Data extracts START

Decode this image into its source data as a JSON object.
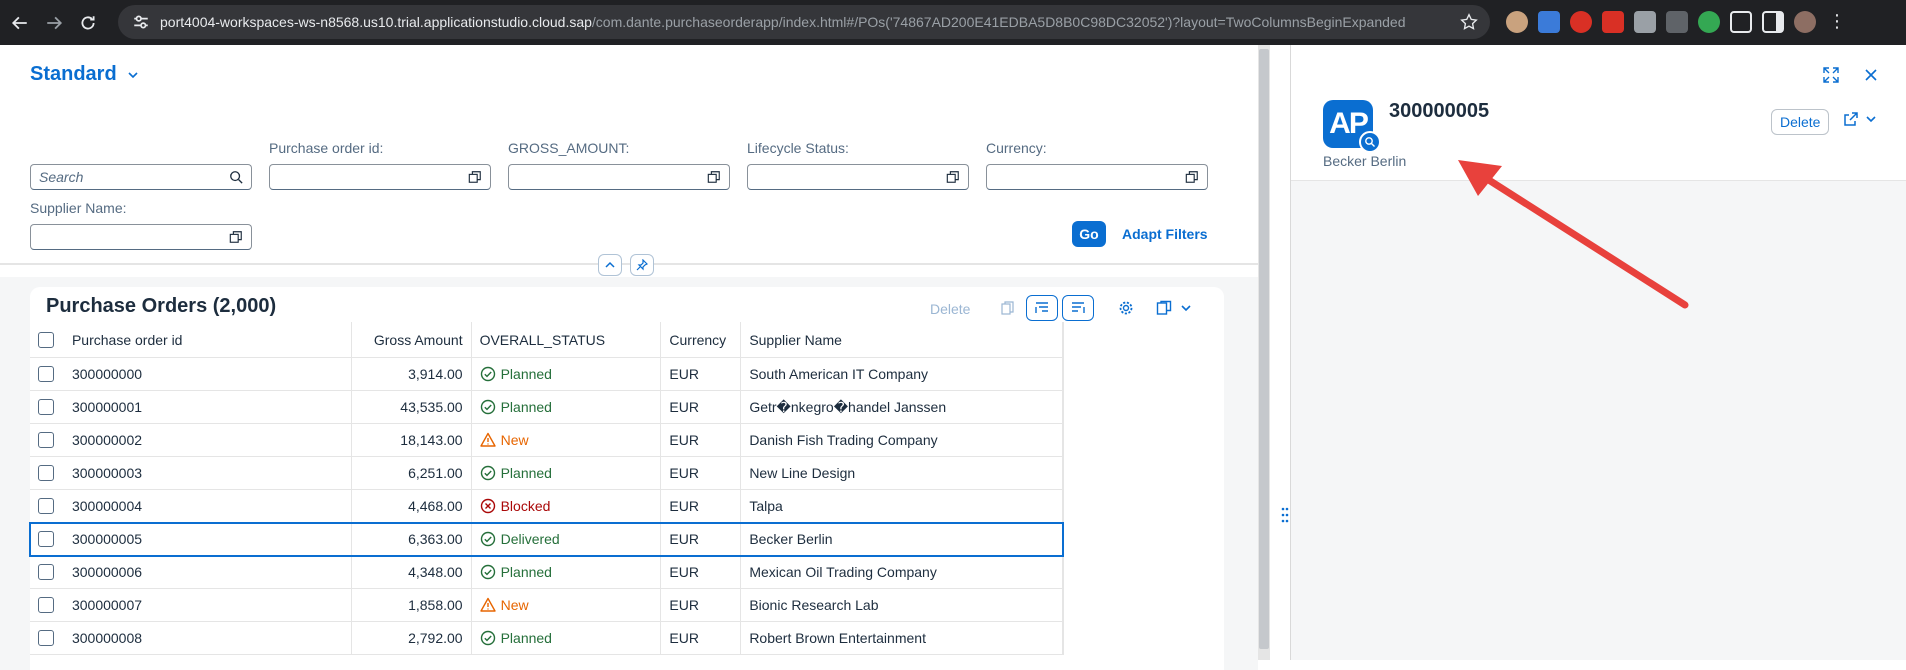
{
  "browser": {
    "url_host": "port4004-workspaces-ws-n8568.us10.trial.applicationstudio.cloud.sap",
    "url_path": "/com.dante.purchaseorderapp/index.html#/POs('74867AD200E41EDBA5D8B0C98DC32052')?layout=TwoColumnsBeginExpanded"
  },
  "variant": {
    "label": "Standard"
  },
  "filters": {
    "search_placeholder": "Search",
    "po_id_label": "Purchase order id:",
    "gross_label": "GROSS_AMOUNT:",
    "lifecycle_label": "Lifecycle Status:",
    "currency_label": "Currency:",
    "supplier_label": "Supplier Name:",
    "go_label": "Go",
    "adapt_label": "Adapt Filters"
  },
  "table": {
    "title": "Purchase Orders (2,000)",
    "delete_label": "Delete",
    "columns": [
      "Purchase order id",
      "Gross Amount",
      "OVERALL_STATUS",
      "Currency",
      "Supplier Name"
    ],
    "rows": [
      {
        "id": "300000000",
        "amount": "3,914.00",
        "status": "Planned",
        "currency": "EUR",
        "supplier": "South American IT Company"
      },
      {
        "id": "300000001",
        "amount": "43,535.00",
        "status": "Planned",
        "currency": "EUR",
        "supplier": "Getr�nkegro�handel Janssen"
      },
      {
        "id": "300000002",
        "amount": "18,143.00",
        "status": "New",
        "currency": "EUR",
        "supplier": "Danish Fish Trading Company"
      },
      {
        "id": "300000003",
        "amount": "6,251.00",
        "status": "Planned",
        "currency": "EUR",
        "supplier": "New Line Design"
      },
      {
        "id": "300000004",
        "amount": "4,468.00",
        "status": "Blocked",
        "currency": "EUR",
        "supplier": "Talpa"
      },
      {
        "id": "300000005",
        "amount": "6,363.00",
        "status": "Delivered",
        "currency": "EUR",
        "supplier": "Becker Berlin"
      },
      {
        "id": "300000006",
        "amount": "4,348.00",
        "status": "Planned",
        "currency": "EUR",
        "supplier": "Mexican Oil Trading Company"
      },
      {
        "id": "300000007",
        "amount": "1,858.00",
        "status": "New",
        "currency": "EUR",
        "supplier": "Bionic Research Lab"
      },
      {
        "id": "300000008",
        "amount": "2,792.00",
        "status": "Planned",
        "currency": "EUR",
        "supplier": "Robert Brown Entertainment"
      }
    ]
  },
  "detail": {
    "avatar_initials": "AP",
    "title": "300000005",
    "subtitle": "Becker Berlin",
    "delete_label": "Delete"
  },
  "colors": {
    "brand_blue": "#0a6ed1",
    "planned": "#256f3a",
    "new": "#e76500",
    "blocked": "#aa0808",
    "annotation_arrow": "#e8413c"
  }
}
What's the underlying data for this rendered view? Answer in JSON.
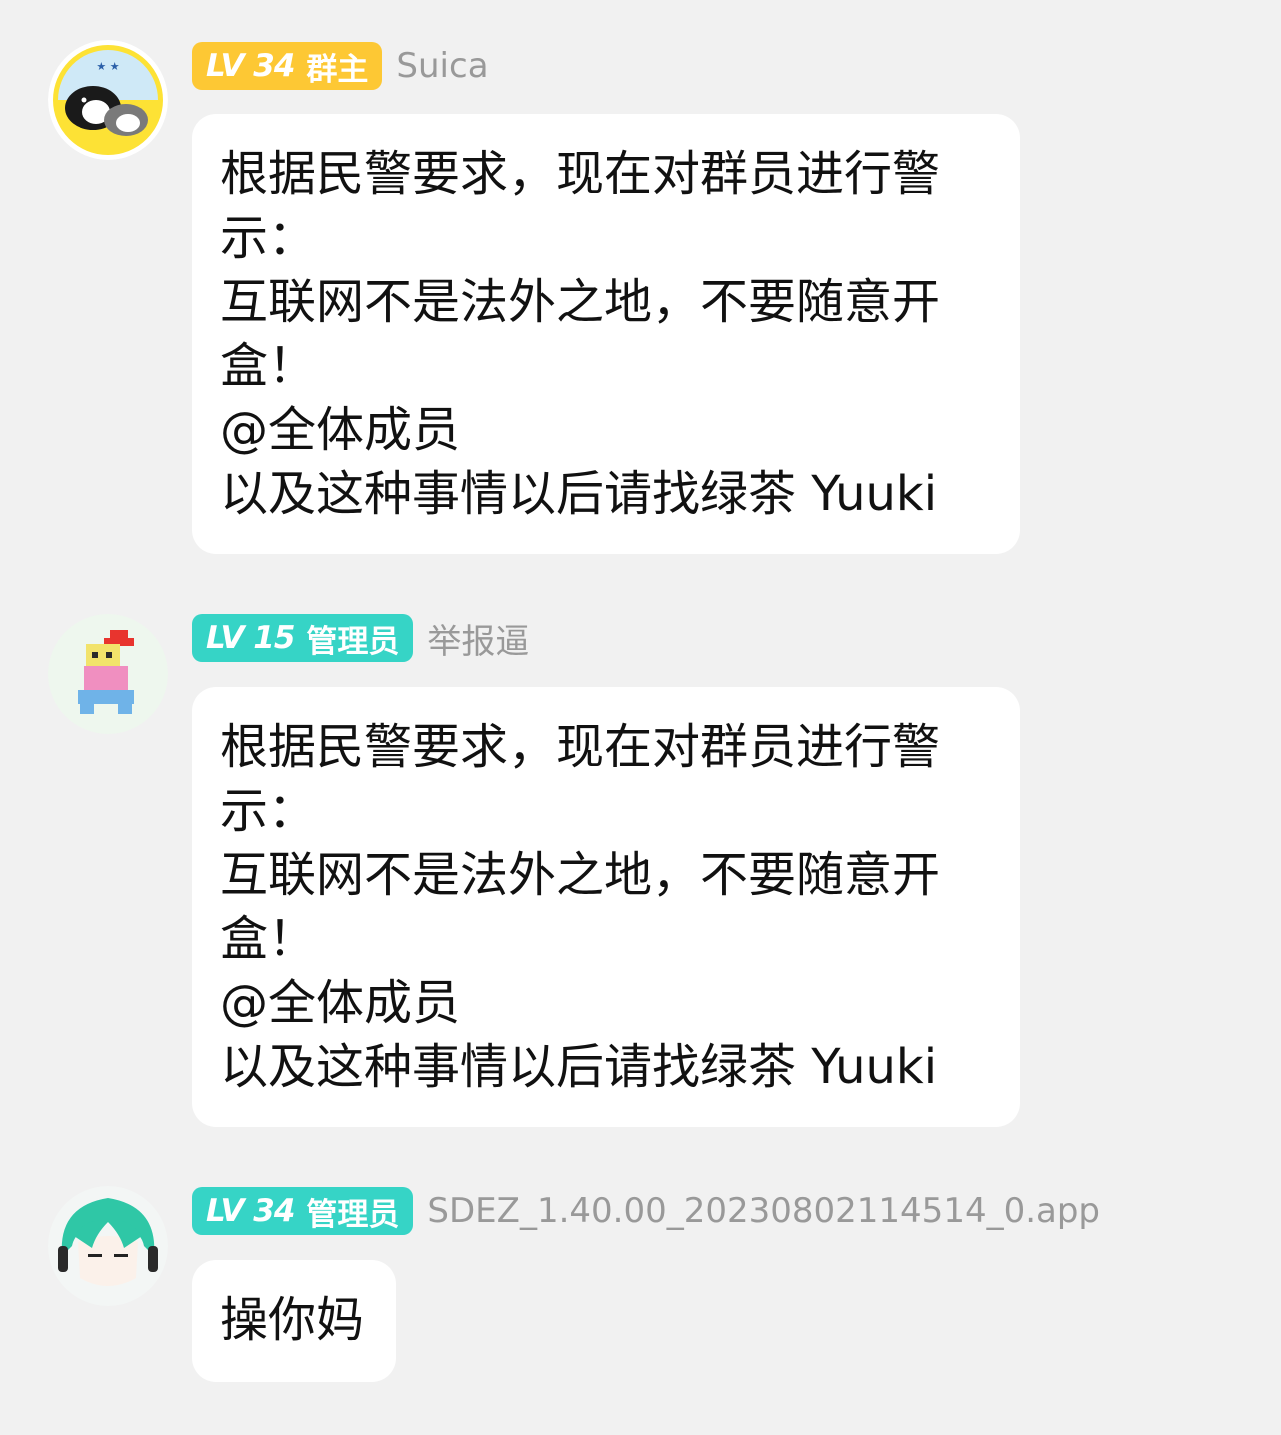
{
  "messages": [
    {
      "badge_level": "LV 34",
      "badge_role": "群主",
      "badge_color": "#fdc834",
      "sender": "Suica",
      "avatar": "penguin-avatar-icon",
      "lines": [
        "根据民警要求，现在对群员进行警",
        "示：",
        "互联网不是法外之地，不要随意开",
        "盒！",
        "@全体成员",
        "以及这种事情以后请找绿茶 Yuuki"
      ]
    },
    {
      "badge_level": "LV 15",
      "badge_role": "管理员",
      "badge_color": "#36d4c6",
      "sender": "举报逼",
      "avatar": "pixel-character-avatar-icon",
      "lines": [
        "根据民警要求，现在对群员进行警",
        "示：",
        "互联网不是法外之地，不要随意开",
        "盒！",
        "@全体成员",
        "以及这种事情以后请找绿茶 Yuuki"
      ]
    },
    {
      "badge_level": "LV 34",
      "badge_role": "管理员",
      "badge_color": "#36d4c6",
      "sender": "SDEZ_1.40.00_20230802114514_0.app",
      "avatar": "green-hair-anime-avatar-icon",
      "lines": [
        "操你妈"
      ]
    }
  ]
}
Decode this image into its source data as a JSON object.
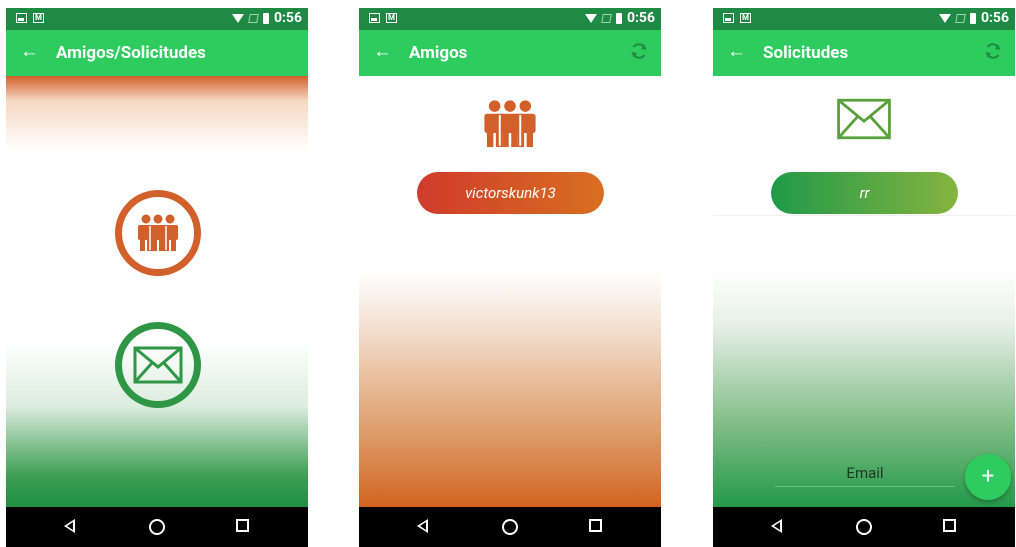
{
  "status": {
    "time": "0:56"
  },
  "colors": {
    "status_bar": "#1e8a44",
    "app_bar": "#2ecc5f",
    "friends_accent": "#d2602a",
    "requests_accent": "#2e9645",
    "nav_bar": "#000000"
  },
  "screens": [
    {
      "title": "Amigos/Solicitudes",
      "back_icon": "arrow-left-icon",
      "buttons": [
        {
          "icon": "group-people-icon"
        },
        {
          "icon": "envelope-icon"
        }
      ]
    },
    {
      "title": "Amigos",
      "back_icon": "arrow-left-icon",
      "refresh_icon": "refresh-icon",
      "icon": "group-people-icon",
      "friends": [
        "victorskunk13"
      ]
    },
    {
      "title": "Solicitudes",
      "back_icon": "arrow-left-icon",
      "refresh_icon": "refresh-icon",
      "icon": "envelope-icon",
      "requests": [
        "rr"
      ],
      "email_placeholder": "Email",
      "fab_label": "+"
    }
  ],
  "nav_icons": [
    "back-triangle-icon",
    "home-circle-icon",
    "recents-square-icon"
  ]
}
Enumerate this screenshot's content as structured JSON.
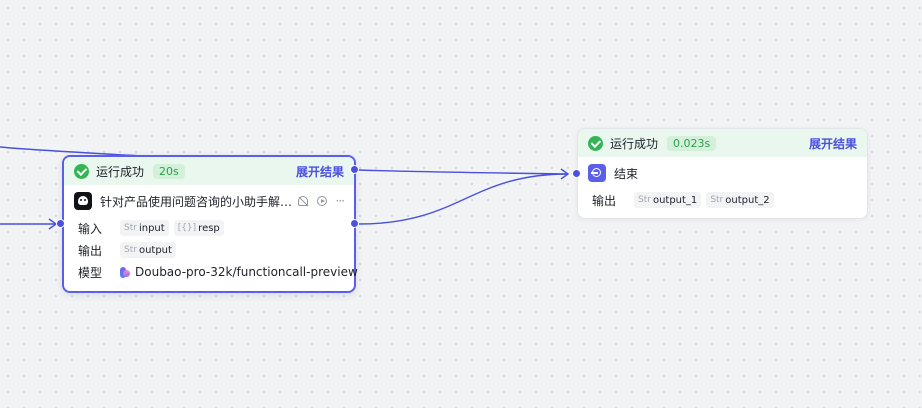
{
  "colors": {
    "accent": "#4a50e0",
    "success": "#35b455",
    "success_bg": "#eaf7ee",
    "edge": "#4a50e0"
  },
  "llm_node": {
    "status_icon": "check-circle-icon",
    "status_text": "运行成功",
    "duration": "20s",
    "expand_label": "展开结果",
    "icon": "llm-robot-icon",
    "title": "针对产品使用问题咨询的小助手解…",
    "toolbar": [
      "bell-off-icon",
      "play-icon",
      "more-icon"
    ],
    "input_label": "输入",
    "inputs": [
      {
        "type": "Str",
        "name": "input"
      },
      {
        "type": "[{}]",
        "name": "resp"
      }
    ],
    "output_label": "输出",
    "outputs": [
      {
        "type": "Str",
        "name": "output"
      }
    ],
    "model_label": "模型",
    "model_icon": "doubao-logo-icon",
    "model_name": "Doubao-pro-32k/functioncall-preview"
  },
  "end_node": {
    "status_icon": "check-circle-icon",
    "status_text": "运行成功",
    "duration": "0.023s",
    "expand_label": "展开结果",
    "icon": "end-icon",
    "title": "结束",
    "output_label": "输出",
    "outputs": [
      {
        "type": "Str",
        "name": "output_1"
      },
      {
        "type": "Str",
        "name": "output_2"
      }
    ]
  }
}
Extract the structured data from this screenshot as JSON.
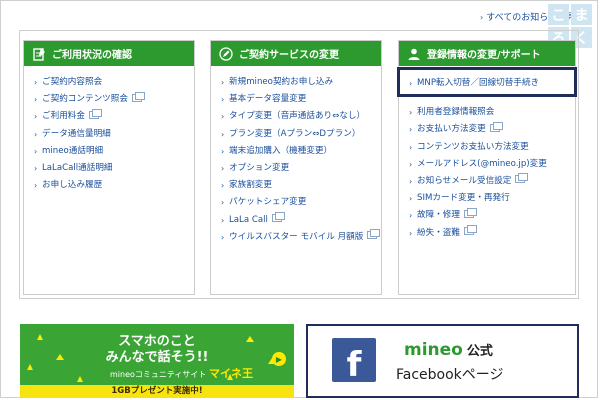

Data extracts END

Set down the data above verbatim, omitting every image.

Decode this image into its source data as a JSON object.
{
  "browser": {
    "url_host": "port4004-workspaces-ws-n8568.us10.trial.applicationstudio.cloud.sap",
    "url_path": "/com.dante.purchaseorderapp/index.html#/POs('74867AD200E41EDBA5D8B0C98DC32052')?layout=TwoColumnsBeginExpanded"
  },
  "variant": {
    "label": "Standard"
  },
  "filters": {
    "search_placeholder": "Search",
    "po_id_label": "Purchase order id:",
    "gross_label": "GROSS_AMOUNT:",
    "lifecycle_label": "Lifecycle Status:",
    "currency_label": "Currency:",
    "supplier_label": "Supplier Name:",
    "go_label": "Go",
    "adapt_label": "Adapt Filters"
  },
  "table": {
    "title": "Purchase Orders (2,000)",
    "delete_label": "Delete",
    "columns": [
      "Purchase order id",
      "Gross Amount",
      "OVERALL_STATUS",
      "Currency",
      "Supplier Name"
    ],
    "rows": [
      {
        "id": "300000000",
        "amount": "3,914.00",
        "status": "Planned",
        "currency": "EUR",
        "supplier": "South American IT Company"
      },
      {
        "id": "300000001",
        "amount": "43,535.00",
        "status": "Planned",
        "currency": "EUR",
        "supplier": "Getr�nkegro�handel Janssen"
      },
      {
        "id": "300000002",
        "amount": "18,143.00",
        "status": "New",
        "currency": "EUR",
        "supplier": "Danish Fish Trading Company"
      },
      {
        "id": "300000003",
        "amount": "6,251.00",
        "status": "Planned",
        "currency": "EUR",
        "supplier": "New Line Design"
      },
      {
        "id": "300000004",
        "amount": "4,468.00",
        "status": "Blocked",
        "currency": "EUR",
        "supplier": "Talpa"
      },
      {
        "id": "300000005",
        "amount": "6,363.00",
        "status": "Delivered",
        "currency": "EUR",
        "supplier": "Becker Berlin"
      },
      {
        "id": "300000006",
        "amount": "4,348.00",
        "status": "Planned",
        "currency": "EUR",
        "supplier": "Mexican Oil Trading Company"
      },
      {
        "id": "300000007",
        "amount": "1,858.00",
        "status": "New",
        "currency": "EUR",
        "supplier": "Bionic Research Lab"
      },
      {
        "id": "300000008",
        "amount": "2,792.00",
        "status": "Planned",
        "currency": "EUR",
        "supplier": "Robert Brown Entertainment"
      }
    ]
  },
  "detail": {
    "avatar_initials": "AP",
    "title": "300000005",
    "subtitle": "Becker Berlin",
    "delete_label": "Delete"
  },
  "colors": {
    "brand_blue": "#0a6ed1",
    "planned": "#256f3a",
    "new": "#e76500",
    "blocked": "#aa0808",
    "annotation_arrow": "#e8413c"
  }
}
What's the underlying data for this rendered view? Answer in JSON.
{
  "messages": [
    {
      "badge_level": "LV 34",
      "badge_role": "群主",
      "badge_color": "#fdc834",
      "sender": "Suica",
      "avatar": "penguin-avatar-icon",
      "lines": [
        "根据民警要求，现在对群员进行警",
        "示：",
        "互联网不是法外之地，不要随意开",
        "盒！",
        "@全体成员",
        "以及这种事情以后请找绿茶 Yuuki"
      ]
    },
    {
      "badge_level": "LV 15",
      "badge_role": "管理员",
      "badge_color": "#36d4c6",
      "sender": "举报逼",
      "avatar": "pixel-character-avatar-icon",
      "lines": [
        "根据民警要求，现在对群员进行警",
        "示：",
        "互联网不是法外之地，不要随意开",
        "盒！",
        "@全体成员",
        "以及这种事情以后请找绿茶 Yuuki"
      ]
    },
    {
      "badge_level": "LV 34",
      "badge_role": "管理员",
      "badge_color": "#36d4c6",
      "sender": "SDEZ_1.40.00_20230802114514_0.app",
      "avatar": "green-hair-anime-avatar-icon",
      "lines": [
        "操你妈"
      ]
    }
  ]
}
Decode this image into its source data as a JSON object.
{
  "status": {
    "time": "0:56"
  },
  "colors": {
    "status_bar": "#1e8a44",
    "app_bar": "#2ecc5f",
    "friends_accent": "#d2602a",
    "requests_accent": "#2e9645",
    "nav_bar": "#000000"
  },
  "screens": [
    {
      "title": "Amigos/Solicitudes",
      "back_icon": "arrow-left-icon",
      "buttons": [
        {
          "icon": "group-people-icon"
        },
        {
          "icon": "envelope-icon"
        }
      ]
    },
    {
      "title": "Amigos",
      "back_icon": "arrow-left-icon",
      "refresh_icon": "refresh-icon",
      "icon": "group-people-icon",
      "friends": [
        "victorskunk13"
      ]
    },
    {
      "title": "Solicitudes",
      "back_icon": "arrow-left-icon",
      "refresh_icon": "refresh-icon",
      "icon": "envelope-icon",
      "requests": [
        "rr"
      ],
      "email_placeholder": "Email",
      "fab_label": "+"
    }
  ],
  "nav_icons": [
    "back-triangle-icon",
    "home-circle-icon",
    "recents-square-icon"
  ]
}
Enumerate this screenshot's content as structured JSON.
{
  "colors": {
    "accent": "#4a50e0",
    "success": "#35b455",
    "success_bg": "#eaf7ee",
    "edge": "#4a50e0"
  },
  "llm_node": {
    "status_icon": "check-circle-icon",
    "status_text": "运行成功",
    "duration": "20s",
    "expand_label": "展开结果",
    "icon": "llm-robot-icon",
    "title": "针对产品使用问题咨询的小助手解…",
    "toolbar": [
      "bell-off-icon",
      "play-icon",
      "more-icon"
    ],
    "input_label": "输入",
    "inputs": [
      {
        "type": "Str",
        "name": "input"
      },
      {
        "type": "[{}]",
        "name": "resp"
      }
    ],
    "output_label": "输出",
    "outputs": [
      {
        "type": "Str",
        "name": "output"
      }
    ],
    "model_label": "模型",
    "model_icon": "doubao-logo-icon",
    "model_name": "Doubao-pro-32k/functioncall-preview"
  },
  "end_node": {
    "status_icon": "check-circle-icon",
    "status_text": "运行成功",
    "duration": "0.023s",
    "expand_label": "展开结果",
    "icon": "end-icon",
    "title": "结束",
    "output_label": "输出",
    "outputs": [
      {
        "type": "Str",
        "name": "output_1"
      },
      {
        "type": "Str",
        "name": "output_2"
      }
    ]
  }
}
Extract the structured data from this screenshot as JSON.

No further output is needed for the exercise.